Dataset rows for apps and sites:

----------------

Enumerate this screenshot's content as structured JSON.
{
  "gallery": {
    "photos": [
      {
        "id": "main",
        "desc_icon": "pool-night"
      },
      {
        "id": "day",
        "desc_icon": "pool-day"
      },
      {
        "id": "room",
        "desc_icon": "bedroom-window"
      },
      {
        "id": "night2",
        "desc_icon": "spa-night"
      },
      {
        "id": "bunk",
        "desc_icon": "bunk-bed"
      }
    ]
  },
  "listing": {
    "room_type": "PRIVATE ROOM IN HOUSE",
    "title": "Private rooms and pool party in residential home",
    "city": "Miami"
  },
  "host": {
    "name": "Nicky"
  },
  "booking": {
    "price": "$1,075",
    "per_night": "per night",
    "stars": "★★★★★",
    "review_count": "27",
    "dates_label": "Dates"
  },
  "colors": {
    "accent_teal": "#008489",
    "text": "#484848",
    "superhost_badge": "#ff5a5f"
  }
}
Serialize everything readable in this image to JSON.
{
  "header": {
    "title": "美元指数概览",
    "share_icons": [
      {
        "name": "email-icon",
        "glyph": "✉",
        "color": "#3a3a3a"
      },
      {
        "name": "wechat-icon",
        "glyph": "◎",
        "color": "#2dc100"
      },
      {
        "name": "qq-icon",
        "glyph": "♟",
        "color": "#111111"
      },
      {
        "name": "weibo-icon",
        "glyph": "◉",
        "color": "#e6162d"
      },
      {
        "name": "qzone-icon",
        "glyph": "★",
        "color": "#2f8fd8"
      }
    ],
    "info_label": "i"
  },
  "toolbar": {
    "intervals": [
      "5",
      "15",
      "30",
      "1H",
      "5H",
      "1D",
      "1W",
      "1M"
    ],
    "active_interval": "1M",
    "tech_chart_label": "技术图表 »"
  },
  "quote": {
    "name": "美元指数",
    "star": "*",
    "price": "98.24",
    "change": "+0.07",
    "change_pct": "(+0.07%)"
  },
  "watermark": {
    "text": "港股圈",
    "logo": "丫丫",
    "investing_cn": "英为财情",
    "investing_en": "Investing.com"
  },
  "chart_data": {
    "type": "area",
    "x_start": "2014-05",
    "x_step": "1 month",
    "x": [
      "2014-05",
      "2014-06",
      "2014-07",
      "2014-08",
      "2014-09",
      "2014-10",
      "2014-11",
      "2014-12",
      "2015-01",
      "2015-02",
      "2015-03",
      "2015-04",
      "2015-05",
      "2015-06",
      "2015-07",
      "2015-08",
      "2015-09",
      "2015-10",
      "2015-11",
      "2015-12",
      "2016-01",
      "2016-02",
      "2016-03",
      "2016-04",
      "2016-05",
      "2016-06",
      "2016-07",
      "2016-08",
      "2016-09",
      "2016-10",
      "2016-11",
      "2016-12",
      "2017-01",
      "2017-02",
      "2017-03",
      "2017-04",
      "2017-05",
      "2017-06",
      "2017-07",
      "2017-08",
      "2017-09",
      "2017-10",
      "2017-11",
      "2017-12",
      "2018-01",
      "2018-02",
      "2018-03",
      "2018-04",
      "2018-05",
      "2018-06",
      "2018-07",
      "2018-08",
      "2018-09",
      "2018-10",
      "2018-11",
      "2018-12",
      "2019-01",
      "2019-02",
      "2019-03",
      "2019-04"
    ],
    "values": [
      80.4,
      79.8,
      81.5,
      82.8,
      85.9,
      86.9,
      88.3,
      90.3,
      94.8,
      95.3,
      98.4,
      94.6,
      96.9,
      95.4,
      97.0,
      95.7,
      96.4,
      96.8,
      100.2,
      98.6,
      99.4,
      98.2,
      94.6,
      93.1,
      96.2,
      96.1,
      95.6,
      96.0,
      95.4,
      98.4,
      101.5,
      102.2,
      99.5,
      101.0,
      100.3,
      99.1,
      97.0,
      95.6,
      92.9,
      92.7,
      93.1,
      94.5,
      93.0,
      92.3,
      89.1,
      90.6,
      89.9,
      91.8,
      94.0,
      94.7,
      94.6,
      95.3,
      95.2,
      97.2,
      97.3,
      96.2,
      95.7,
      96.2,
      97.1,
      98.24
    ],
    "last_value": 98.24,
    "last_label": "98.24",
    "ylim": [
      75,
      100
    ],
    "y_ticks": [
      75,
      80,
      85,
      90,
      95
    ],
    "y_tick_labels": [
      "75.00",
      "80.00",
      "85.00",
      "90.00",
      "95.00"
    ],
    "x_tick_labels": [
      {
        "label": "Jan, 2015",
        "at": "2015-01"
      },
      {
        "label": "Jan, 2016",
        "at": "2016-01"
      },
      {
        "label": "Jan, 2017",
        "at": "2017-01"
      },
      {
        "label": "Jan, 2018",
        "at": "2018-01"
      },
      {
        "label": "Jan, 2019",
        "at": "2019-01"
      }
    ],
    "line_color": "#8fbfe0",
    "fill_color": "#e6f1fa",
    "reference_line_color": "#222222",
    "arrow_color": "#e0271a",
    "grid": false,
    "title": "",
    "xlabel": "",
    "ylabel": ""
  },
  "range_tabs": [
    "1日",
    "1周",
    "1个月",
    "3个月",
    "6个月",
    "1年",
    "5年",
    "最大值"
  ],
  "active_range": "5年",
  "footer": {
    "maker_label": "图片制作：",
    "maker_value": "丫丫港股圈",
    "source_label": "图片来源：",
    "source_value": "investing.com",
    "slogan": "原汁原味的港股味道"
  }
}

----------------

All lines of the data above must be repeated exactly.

== Exercise result ==
Enumerate this screenshot's content as structured JSON.
{
  "gallery": {
    "photos": [
      {
        "id": "main",
        "desc_icon": "pool-night"
      },
      {
        "id": "day",
        "desc_icon": "pool-day"
      },
      {
        "id": "room",
        "desc_icon": "bedroom-window"
      },
      {
        "id": "night2",
        "desc_icon": "spa-night"
      },
      {
        "id": "bunk",
        "desc_icon": "bunk-bed"
      }
    ]
  },
  "listing": {
    "room_type": "PRIVATE ROOM IN HOUSE",
    "title": "Private rooms and pool party in residential home",
    "city": "Miami"
  },
  "host": {
    "name": "Nicky"
  },
  "booking": {
    "price": "$1,075",
    "per_night": "per night",
    "stars": "★★★★★",
    "review_count": "27",
    "dates_label": "Dates"
  },
  "colors": {
    "accent_teal": "#008489",
    "text": "#484848",
    "superhost_badge": "#ff5a5f"
  }
}
Serialize everything readable in this image to JSON.
{
  "header": {
    "title": "美元指数概览",
    "share_icons": [
      {
        "name": "email-icon",
        "glyph": "✉",
        "color": "#3a3a3a"
      },
      {
        "name": "wechat-icon",
        "glyph": "◎",
        "color": "#2dc100"
      },
      {
        "name": "qq-icon",
        "glyph": "♟",
        "color": "#111111"
      },
      {
        "name": "weibo-icon",
        "glyph": "◉",
        "color": "#e6162d"
      },
      {
        "name": "qzone-icon",
        "glyph": "★",
        "color": "#2f8fd8"
      }
    ],
    "info_label": "i"
  },
  "toolbar": {
    "intervals": [
      "5",
      "15",
      "30",
      "1H",
      "5H",
      "1D",
      "1W",
      "1M"
    ],
    "active_interval": "1M",
    "tech_chart_label": "技术图表 »"
  },
  "quote": {
    "name": "美元指数",
    "star": "*",
    "price": "98.24",
    "change": "+0.07",
    "change_pct": "(+0.07%)"
  },
  "watermark": {
    "text": "港股圈",
    "logo": "丫丫",
    "investing_cn": "英为财情",
    "investing_en": "Investing.com"
  },
  "chart_data": {
    "type": "area",
    "x_start": "2014-05",
    "x_step": "1 month",
    "x": [
      "2014-05",
      "2014-06",
      "2014-07",
      "2014-08",
      "2014-09",
      "2014-10",
      "2014-11",
      "2014-12",
      "2015-01",
      "2015-02",
      "2015-03",
      "2015-04",
      "2015-05",
      "2015-06",
      "2015-07",
      "2015-08",
      "2015-09",
      "2015-10",
      "2015-11",
      "2015-12",
      "2016-01",
      "2016-02",
      "2016-03",
      "2016-04",
      "2016-05",
      "2016-06",
      "2016-07",
      "2016-08",
      "2016-09",
      "2016-10",
      "2016-11",
      "2016-12",
      "2017-01",
      "2017-02",
      "2017-03",
      "2017-04",
      "2017-05",
      "2017-06",
      "2017-07",
      "2017-08",
      "2017-09",
      "2017-10",
      "2017-11",
      "2017-12",
      "2018-01",
      "2018-02",
      "2018-03",
      "2018-04",
      "2018-05",
      "2018-06",
      "2018-07",
      "2018-08",
      "2018-09",
      "2018-10",
      "2018-11",
      "2018-12",
      "2019-01",
      "2019-02",
      "2019-03",
      "2019-04"
    ],
    "values": [
      80.4,
      79.8,
      81.5,
      82.8,
      85.9,
      86.9,
      88.3,
      90.3,
      94.8,
      95.3,
      98.4,
      94.6,
      96.9,
      95.4,
      97.0,
      95.7,
      96.4,
      96.8,
      100.2,
      98.6,
      99.4,
      98.2,
      94.6,
      93.1,
      96.2,
      96.1,
      95.6,
      96.0,
      95.4,
      98.4,
      101.5,
      102.2,
      99.5,
      101.0,
      100.3,
      99.1,
      97.0,
      95.6,
      92.9,
      92.7,
      93.1,
      94.5,
      93.0,
      92.3,
      89.1,
      90.6,
      89.9,
      91.8,
      94.0,
      94.7,
      94.6,
      95.3,
      95.2,
      97.2,
      97.3,
      96.2,
      95.7,
      96.2,
      97.1,
      98.24
    ],
    "last_value": 98.24,
    "last_label": "98.24",
    "ylim": [
      75,
      100
    ],
    "y_ticks": [
      75,
      80,
      85,
      90,
      95
    ],
    "y_tick_labels": [
      "75.00",
      "80.00",
      "85.00",
      "90.00",
      "95.00"
    ],
    "x_tick_labels": [
      {
        "label": "Jan, 2015",
        "at": "2015-01"
      },
      {
        "label": "Jan, 2016",
        "at": "2016-01"
      },
      {
        "label": "Jan, 2017",
        "at": "2017-01"
      },
      {
        "label": "Jan, 2018",
        "at": "2018-01"
      },
      {
        "label": "Jan, 2019",
        "at": "2019-01"
      }
    ],
    "line_color": "#8fbfe0",
    "fill_color": "#e6f1fa",
    "reference_line_color": "#222222",
    "arrow_color": "#e0271a",
    "grid": false,
    "title": "",
    "xlabel": "",
    "ylabel": ""
  },
  "range_tabs": [
    "1日",
    "1周",
    "1个月",
    "3个月",
    "6个月",
    "1年",
    "5年",
    "最大值"
  ],
  "active_range": "5年",
  "footer": {
    "maker_label": "图片制作：",
    "maker_value": "丫丫港股圈",
    "source_label": "图片来源：",
    "source_value": "investing.com",
    "slogan": "原汁原味的港股味道"
  }
}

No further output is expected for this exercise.